This tribe is the most species-rich tribe in the gentians, including circa
940-970 species in 17 genera. Gentiana is the largest genus.
temperate areas worldwide, especially in Europe, North America, Asia,
Australia, and South America. Some species also occur on mountains in
tropical areas in South and Central America, Africa, and Asia..
This group of gentians grows in many different types of habitats, such as
forests, grasslands, mountains.
The leaves often with a distinct basal rosette. Flowers 4-5-merous.
Calyx is shortly lobed to deeply divided to the base, sometimes with an intracalycine
membrane. Corolla tubular, rotate, funnelshaped, or campanulate,
violet, blue, green, red, yellow or white in color, with very short to
long lobes, sometimes with plicae (small extra lobes). Sometimes
hairy or with glands on inside of corolla, or with a nectary disk
at base of the ovary.
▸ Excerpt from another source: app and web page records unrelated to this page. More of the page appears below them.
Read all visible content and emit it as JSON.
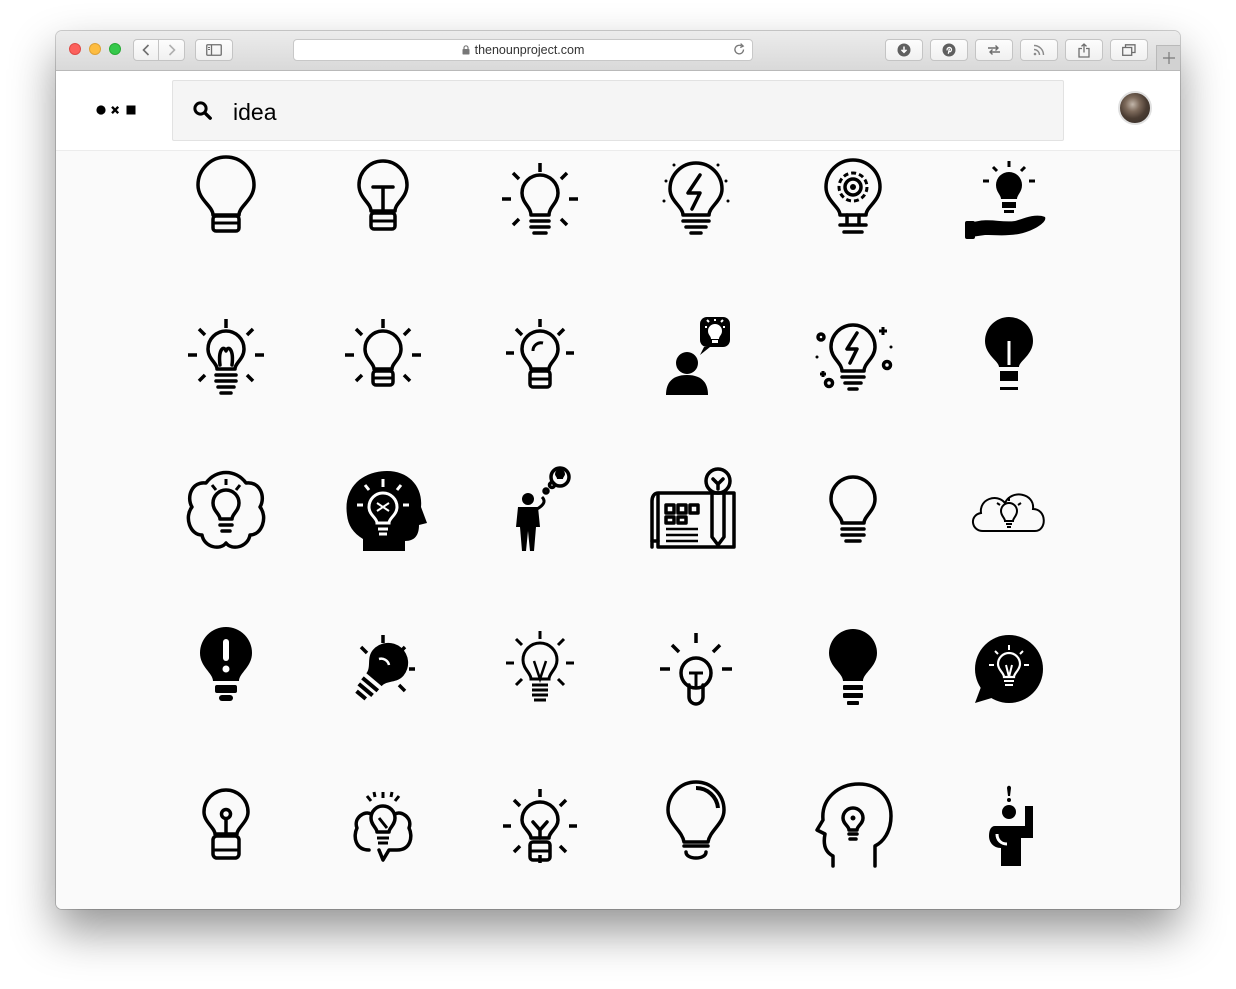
{
  "browser": {
    "url": "thenounproject.com"
  },
  "search": {
    "query": "idea"
  },
  "icons": [
    "lightbulb-outline-icon",
    "lightbulb-filament-icon",
    "lightbulb-shining-icon",
    "lightbulb-lightning-icon",
    "lightbulb-gear-icon",
    "hand-holding-lightbulb-icon",
    "lightbulb-rays-icon",
    "lightbulb-glow-icon",
    "lightbulb-rays-small-icon",
    "person-thinking-idea-icon",
    "lightbulb-sparkles-icon",
    "lightbulb-solid-icon",
    "brain-lightbulb-icon",
    "head-lightbulb-icon",
    "businessman-idea-icon",
    "blueprint-pencil-idea-icon",
    "lightbulb-thin-icon",
    "cloud-lightbulb-icon",
    "lightbulb-exclamation-icon",
    "lightbulb-tilted-shining-icon",
    "lightbulb-filament-rays-icon",
    "lightbulb-round-rays-icon",
    "lightbulb-black-icon",
    "speech-bubble-lightbulb-icon",
    "lightbulb-key-icon",
    "speech-bubble-idea-icon",
    "lightbulb-y-rays-icon",
    "lightbulb-glossy-icon",
    "head-profile-lightbulb-icon",
    "person-raising-hand-idea-icon"
  ]
}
Anthers are sagittate. Ovary stipitate
(on a gynophore) or sessile, placentation parietal. Style mostly short
or absent, rarely long and filiform. Stigma bilobed. Fruit a capsule,
rarely a berry.
and related plants: Gentianeae is closely related to the
tribes Helieae and Potalieae. Within the Gentianeae there are two
main clades, identified as two subtribes. Crawfurdia, Gentiana,
and Tripterospermum belong to subtribe Gentianinae, and all other
genera belong to subtribe Swertiinae.
uses: Many species in this tribe are used for their
medicinal properties, especially species in Gentiana and Swertia.
Gentiana is also popular in temperate rock gardens and in art and
is the group of gentians the deep-bluest gentians belong to. Gentiana
acaulis, the stemless gentian, is one of the most popular flowers in
the Alps in Europe. Halenia
is unique in the gentian family by having corollas with a spur on each
Bartonia H. L. Mühl. ex Willd.
Comastoma (Wettst.) Toyok. (images)
Frasera Walter (images)
Gentiana L. (images)
Gentianella Moench (images)
Gentianopsis Ma (images)
Halenia Borkh. (images)
Latouchea Franch. (images)
Lomatogonium A. Braun (images)
Megacodon (Hemsl.) Harry Sm. (images)
Obolaria L. (images)
Swertia L. (images)
Tripterospermum Blume (images)
Veratrilla Baill. ex Franch. (images)
L. & P. Taberlet. 1996. A phylogeny of the European gentians inferred
from chloroplast trnL (UAA)
intron sequences. Bot. J. Linn. Soc. 120: 57-75.
K. B. von & J. W. Kadereit. 2001. The phylogeny of Gentianella
(Gentianaceae) and its colonization of the southern hemisphere as revealed
by nuclear and chloroplast DNA sequence variation. Org. Divers. Evol. 1:
T.-N. & S.-W. Liu. 1990. The infrageneric classification of Gentiana
(Gentianaceae). Bull. Brit. Mus. Nat. Hist., Bot. 20: 169-192.
T.-N., S.-W. Liu, & X.-F. Lu. 1996. A phylogenetic analysis of Gentiana
(Gentianaceae). Acta Phytotax. Sinica 34(5): 505-530.
L., J. W. Kadereit, J. Klackenberg, S. Nilsson, M. Thiv, K. B. von Hagen,
& V. A. Albert. 2002. Systematics, character evolution, and
biogeography of Gentianaceae, including a new tribal and subtribal
classification. Pp. 21-309. In: L. Struwe & V. A. Albert (eds.),
Gentianaceae: Systematics and Natural History, Cambridge University Press,
© Lena Struwe, 2002.